People are more likely to assume that men are knowledgeable on a given topic due to their ability, while women’s knowledge is due to luck, even if they view men and women as being equally proficient on the topic, according to a new study.
People with dementia are at a significantly higher risk of contracting COVID-19 and experiencing more severe outcomes of the disease, including death, regardless of other factors, according to a study published in Alzheimer's & Dementia on Tuesday.
An Iowa State University astrophysicist led the first successful 3D simulations that demonstrate the formation of planetesimals through dust particle build-up catalyzed by pressure bumps, possibly confirming a long-standing theory of how larger planets, including those in our solar system, came to be.
Populist movements depend on inventing narratives that cast white working-class citizens as victims of immigration and free trade policies, creating an economic case for nationalist policies and shifting general political discourse away from substantive policy, according to a recent analysis published in British Politics.
In a first-of-its-kind study estimating antibodies from the viral infection that causes COVID-19 in preschool settings, French researchers found the rate of infection in children to be as low as 3.7%, reinforcing previous research suggesting day care centers remained relatively safe during the pandemic.
New research founded on unbiased machine learning algorithms has statistically confirmed widely reported data suggesting that racially segregated counties in the United States have disproportionately high levels of COVID-19 infections and mortalities, reinforcing that such areas may be in greater need of vaccines and other resources.
Using generalized language like, “Girls like art” or, “Boys play sports,” around children may have the unintended consequence of strengthening stereotypes, as kids can infer the opposite for the unmentioned group, processing language in a way once thought to be difficult for youngsters, a new study out of New York University has found.
People who stayed positive early on in the COVID-19 pandemic and looked for ways to learn from the situation had better overall mental health than people who turned to denial, self-blame, and substance use, according to a new study that is among the first to examine particular coping strategies in the context of the pandemic.

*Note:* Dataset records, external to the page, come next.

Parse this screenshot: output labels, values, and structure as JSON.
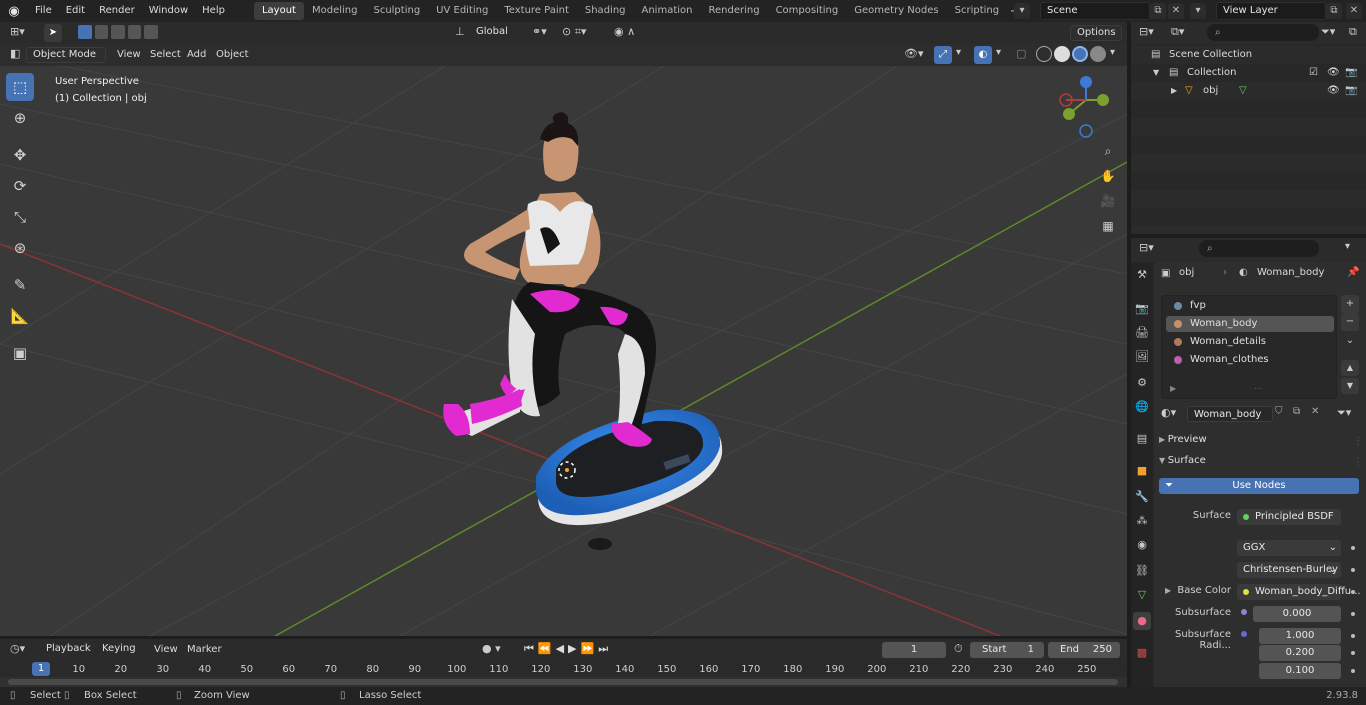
{
  "topbar": {
    "menus": [
      "File",
      "Edit",
      "Render",
      "Window",
      "Help"
    ],
    "workspaces": [
      "Layout",
      "Modeling",
      "Sculpting",
      "UV Editing",
      "Texture Paint",
      "Shading",
      "Animation",
      "Rendering",
      "Compositing",
      "Geometry Nodes",
      "Scripting"
    ],
    "add_label": "+",
    "scene": "Scene",
    "view_layer": "View Layer"
  },
  "viewport": {
    "mode": "Object Mode",
    "menus": [
      "View",
      "Select",
      "Add",
      "Object"
    ],
    "transform_orientation": "Global",
    "options_label": "Options",
    "perspective": "User Perspective",
    "collection_info": "(1) Collection | obj"
  },
  "outliner": {
    "rows": [
      "Scene Collection",
      "Collection",
      "obj"
    ]
  },
  "properties": {
    "object_name": "obj",
    "material_name": "Woman_body",
    "material_slots": [
      "fvp",
      "Woman_body",
      "Woman_details",
      "Woman_clothes"
    ],
    "selected_slot": "Woman_body",
    "datablock": "Woman_body",
    "sections": {
      "preview": "Preview",
      "surface": "Surface"
    },
    "use_nodes": "Use Nodes",
    "surface_label": "Surface",
    "surface_value": "Principled BSDF",
    "distribution": "GGX",
    "subsurface_method": "Christensen-Burley",
    "base_color_label": "Base Color",
    "base_color_value": "Woman_body_Diffu...",
    "subsurface_label": "Subsurface",
    "subsurface_value": "0.000",
    "subsurface_radius_label": "Subsurface Radi...",
    "subsurface_radius": [
      "1.000",
      "0.200",
      "0.100"
    ]
  },
  "timeline": {
    "menus": [
      "Playback",
      "Keying",
      "View",
      "Marker"
    ],
    "current_frame": "1",
    "start_label": "Start",
    "start_value": "1",
    "end_label": "End",
    "end_value": "250",
    "ticks": [
      "1",
      "10",
      "20",
      "30",
      "40",
      "50",
      "60",
      "70",
      "80",
      "90",
      "100",
      "110",
      "120",
      "130",
      "140",
      "150",
      "160",
      "170",
      "180",
      "190",
      "200",
      "210",
      "220",
      "230",
      "240",
      "250"
    ]
  },
  "statusbar": {
    "select": "Select",
    "box_select": "Box Select",
    "zoom_view": "Zoom View",
    "lasso_select": "Lasso Select",
    "version": "2.93.8"
  },
  "colors": {
    "accent": "#4772b3",
    "viewport_bg": "#393939",
    "grid_x_axis": "#b23d3d",
    "grid_y_axis": "#6a9a2a",
    "platform_blue": "#2d78d6",
    "pink_accent": "#e12bd1"
  }
}
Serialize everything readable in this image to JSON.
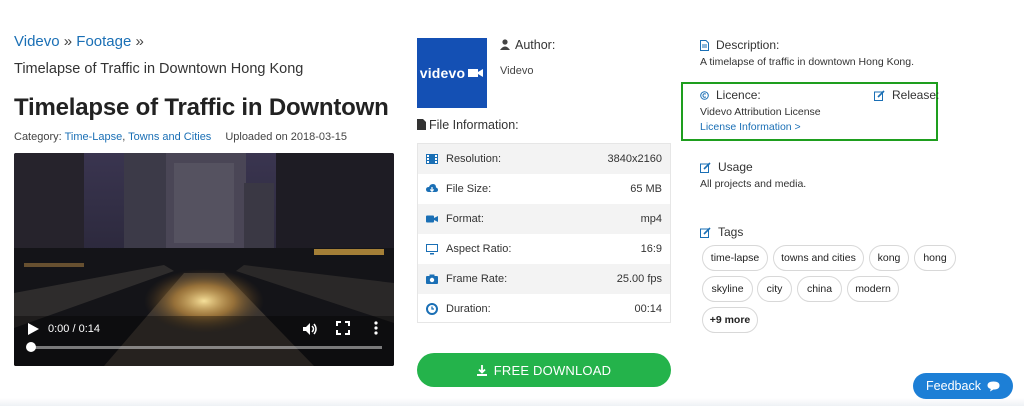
{
  "breadcrumb": {
    "home": "Videvo",
    "sep1": " » ",
    "section": "Footage",
    "sep2": " »"
  },
  "page": {
    "subtitle": "Timelapse of Traffic in Downtown Hong Kong",
    "title": "Timelapse of Traffic in Downtown",
    "category_label": "Category: ",
    "category_1": "Time-Lapse",
    "category_sep": ", ",
    "category_2": "Towns and Cities",
    "uploaded": "Uploaded on 2018-03-15"
  },
  "video": {
    "time": "0:00 / 0:14",
    "progress": 0
  },
  "author": {
    "logo_text": "videvo",
    "label": "Author:",
    "name": "Videvo"
  },
  "file_info": {
    "heading": "File Information:",
    "rows": [
      {
        "icon": "film-icon",
        "label": "Resolution:",
        "value": "3840x2160"
      },
      {
        "icon": "cloud-download-icon",
        "label": "File Size:",
        "value": "65 MB"
      },
      {
        "icon": "video-camera-icon",
        "label": "Format:",
        "value": "mp4"
      },
      {
        "icon": "monitor-icon",
        "label": "Aspect Ratio:",
        "value": "16:9"
      },
      {
        "icon": "camera-icon",
        "label": "Frame Rate:",
        "value": "25.00 fps"
      },
      {
        "icon": "clock-icon",
        "label": "Duration:",
        "value": "00:14"
      }
    ]
  },
  "download": {
    "label": "FREE DOWNLOAD"
  },
  "description": {
    "heading": "Description:",
    "text": "A timelapse of traffic in downtown Hong Kong."
  },
  "licence": {
    "heading": "Licence:",
    "text": "Videvo Attribution License",
    "link": "License Information >",
    "release": "Release:"
  },
  "usage": {
    "heading": "Usage",
    "text": "All projects and media."
  },
  "tags": {
    "heading": "Tags",
    "items": [
      "time-lapse",
      "towns and cities",
      "kong",
      "hong",
      "skyline",
      "city",
      "china",
      "modern"
    ],
    "more": "+9 more"
  },
  "feedback": {
    "label": "Feedback"
  },
  "colors": {
    "link": "#1a6fb5",
    "download": "#24b34b",
    "logo": "#1450b4",
    "highlight": "#1e9e1e",
    "feedback": "#1d7fd6"
  }
}
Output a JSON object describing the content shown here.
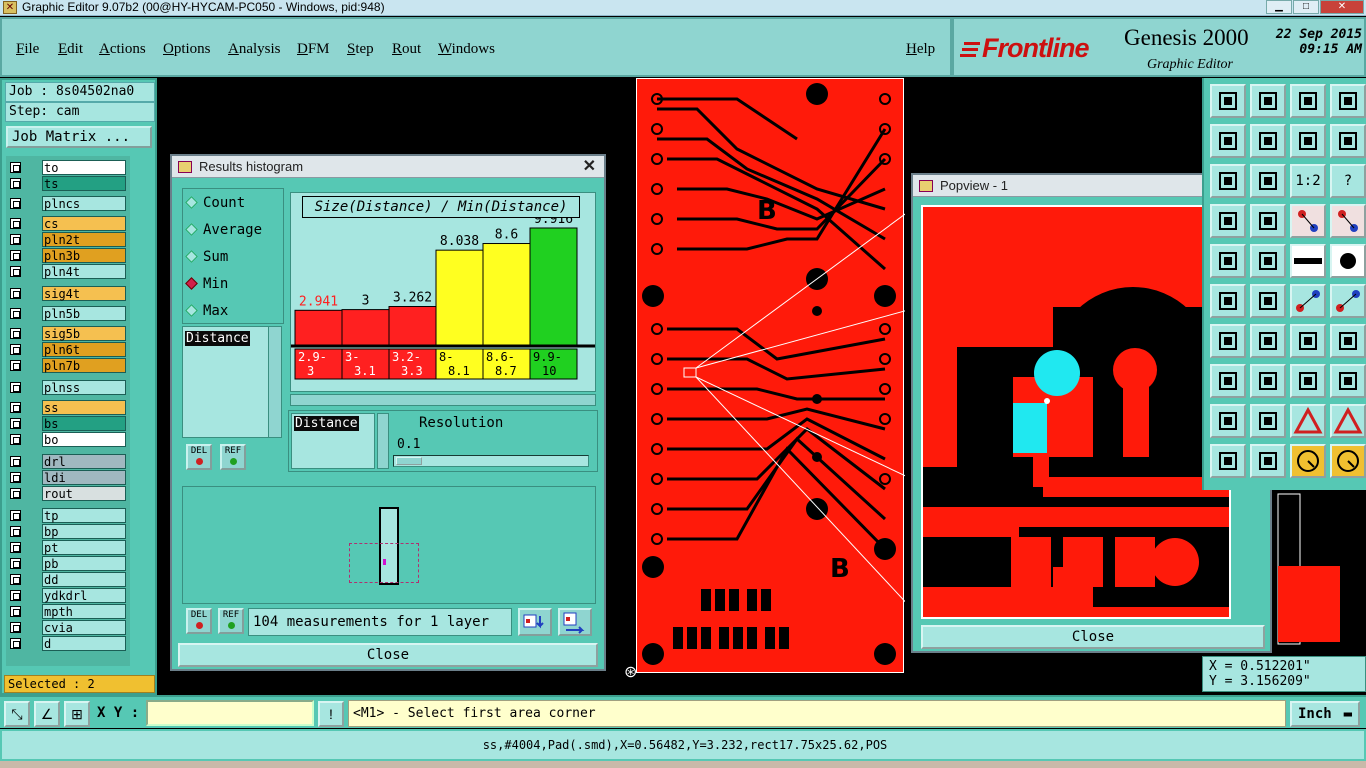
{
  "window": {
    "title": "Graphic Editor 9.07b2 (00@HY-HYCAM-PC050 - Windows, pid:948)",
    "icon": "x-app-icon"
  },
  "menu": {
    "items": [
      "File",
      "Edit",
      "Actions",
      "Options",
      "Analysis",
      "DFM",
      "Step",
      "Rout",
      "Windows"
    ],
    "help": "Help"
  },
  "brand": {
    "logo": "Frontline",
    "product": "Genesis 2000",
    "subtitle": "Graphic Editor",
    "date": "22 Sep 2015",
    "time": "09:15 AM",
    "logo_color": "#cc1010"
  },
  "left": {
    "job": "Job : 8s04502na0",
    "step": "Step: cam",
    "job_matrix": "Job Matrix ...",
    "layers": [
      {
        "name": "to",
        "color": "#ffffff"
      },
      {
        "name": "ts",
        "color": "#23a083"
      },
      {
        "name": "plncs",
        "color": "#a7e6e0"
      },
      {
        "name": "cs",
        "color": "#f5c050"
      },
      {
        "name": "pln2t",
        "color": "#e0a020"
      },
      {
        "name": "pln3b",
        "color": "#e0a020"
      },
      {
        "name": "pln4t",
        "color": "#a7e6e0"
      },
      {
        "name": "sig4t",
        "color": "#f5c050"
      },
      {
        "name": "pln5b",
        "color": "#a7e6e0"
      },
      {
        "name": "sig5b",
        "color": "#f5c050"
      },
      {
        "name": "pln6t",
        "color": "#e0a020"
      },
      {
        "name": "pln7b",
        "color": "#e0a020"
      },
      {
        "name": "plnss",
        "color": "#a7e6e0"
      },
      {
        "name": "ss",
        "color": "#f5c050"
      },
      {
        "name": "bs",
        "color": "#23a083"
      },
      {
        "name": "bo",
        "color": "#ffffff"
      },
      {
        "name": "drl",
        "color": "#a0b8c0"
      },
      {
        "name": "ldi",
        "color": "#a0b8c0"
      },
      {
        "name": "rout",
        "color": "#d8e0e0"
      },
      {
        "name": "tp",
        "color": "#a7e6e0"
      },
      {
        "name": "bp",
        "color": "#a7e6e0"
      },
      {
        "name": "pt",
        "color": "#a7e6e0"
      },
      {
        "name": "pb",
        "color": "#a7e6e0"
      },
      {
        "name": "dd",
        "color": "#a7e6e0"
      },
      {
        "name": "ydkdrl",
        "color": "#a7e6e0"
      },
      {
        "name": "mpth",
        "color": "#a7e6e0"
      },
      {
        "name": "cvia",
        "color": "#a7e6e0"
      },
      {
        "name": "d",
        "color": "#a7e6e0"
      }
    ],
    "selected": "Selected : 2"
  },
  "histogram": {
    "title": "Results histogram",
    "modes": [
      "Count",
      "Average",
      "Sum",
      "Min",
      "Max"
    ],
    "selected_mode": "Min",
    "list_item": "Distance",
    "chart_title": "Size(Distance) / Min(Distance)",
    "bins": [
      {
        "value": "2.941",
        "range": "2.9-3",
        "color": "#ff2020",
        "valcolor": "#ff2020"
      },
      {
        "value": "3",
        "range": "3-3.1",
        "color": "#ff2020",
        "valcolor": "#000"
      },
      {
        "value": "3.262",
        "range": "3.2-3.3",
        "color": "#ff2020",
        "valcolor": "#000"
      },
      {
        "value": "8.038",
        "range": "8-8.1",
        "color": "#ffff20",
        "valcolor": "#000"
      },
      {
        "value": "8.6",
        "range": "8.6-8.7",
        "color": "#ffff20",
        "valcolor": "#000"
      },
      {
        "value": "9.916",
        "range": "9.9-10",
        "color": "#20d020",
        "valcolor": "#000"
      }
    ],
    "resolution_field": "Distance",
    "resolution_label": "Resolution",
    "resolution_value": "0.1",
    "del_label": "DEL",
    "ref_label": "REF",
    "measurements": "104 measurements for 1 layer",
    "close": "Close"
  },
  "popview": {
    "title": "Popview - 1",
    "close": "Close"
  },
  "toolbox": {
    "scale_label": "1:2",
    "help_label": "?"
  },
  "coords": {
    "x": "X = 0.512201\"",
    "y": "Y = 3.156209\""
  },
  "cmd": {
    "xy_label": "X Y :",
    "xy_value": "",
    "prompt": "<M1> - Select first area corner",
    "units": "Inch"
  },
  "status": "ss,#4004,Pad(.smd),X=0.56482,Y=3.232,rect17.75x25.62,POS",
  "chart_data": {
    "type": "bar",
    "title": "Size(Distance) / Min(Distance)",
    "categories": [
      "2.9-3",
      "3-3.1",
      "3.2-3.3",
      "8-8.1",
      "8.6-8.7",
      "9.9-10"
    ],
    "values": [
      2.941,
      3,
      3.262,
      8.038,
      8.6,
      9.916
    ],
    "colors": [
      "#ff2020",
      "#ff2020",
      "#ff2020",
      "#ffff20",
      "#ffff20",
      "#20d020"
    ]
  }
}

Many self-identified conservatives hold views that are at odds with their ideological label, a phenomenon researchers say helps explain why they’re more likely than liberals to have friends from across the political spectrum.
Scientists made the first measurement of the bonding distance of einsteinium, a synthetic, highly radioactive element that has rarely been studied because it is difficult to produce and decays quickly.
The human brain’s visual working memory holds and keeps track of mental images even when a person shifts their gaze and looks away from objects, according to a new MIT study, providing direct evidence for the first time that this occurs because the brain is able to transfer those images from one hemisphere to the other.
Temperature, wind speed and humidity influence how quickly COVID-19 can spread and will cause two inevitable waves of the pandemic each year in many parts of the world until the virus is contained, according to a new model based on fluid dynamics.
When governments in developed countries like the U.S. and Britain provide extra support for low-income people through tax credits and more generous unemployment benefits, individuals’ mental health and wellbeing generally improve, according to a new paper by a group of U.K. researchers.
The adaptations that children gain from growing up in a bilingual household appear to provide cognitive benefits that carry over well into adulthood, a new study has found.
A 22-year study of more than 10,000 French women found that the risk of breast cancer increased when they were exposed to more benzo[a]pyrene, an air pollutant mostly produced in residential burning, despite nearly all of the subjects living in areas where its concentration was below levels the European Union deems to be safe.
People who back lawmakers based on their stance on a single issue can pressure incumbents to vote against the views of most Americans, new research showed, suggesting that national policy on hot-button topics could be dictated by a “tyranny of the single-minded.”
Long periods of severe political polarization threaten democratic integrity even more than rapid spikes in societal division, new research suggests, but opposition leaders can fight incumbents who exploit polarization by focusing on ideas and values rather than clashing identity groups.
The specific set of stressors brought by the onset of the COVID-19 pandemic — including government lockdowns, unemployment fears and general concerns about catching the virus — may have caused a spike in symptoms of post-traumatic stress disorder around the world, a new Australian study found.
Stars discovered on the outskirts of a small nearby galaxy have led astronomers to calculate that it contains a much larger disc of dark matter than previously thought, and the findings provide new clues to understanding how the universe’s first galaxies formed.
People who are threatened with firearms while adolescents are more than three times as likely to commit gun violence when they grow up in comparison to other at-risk youth, according to a new first-of-its-kind study using nearly two decades of data from Chicago.
A team of researchers from Brazil has developed a new, “highly accurate” algorithm that is able to predict suicide attempts in the general population — including identifying psychological disorders or life crises that may put people at greater risk of attempting suicide.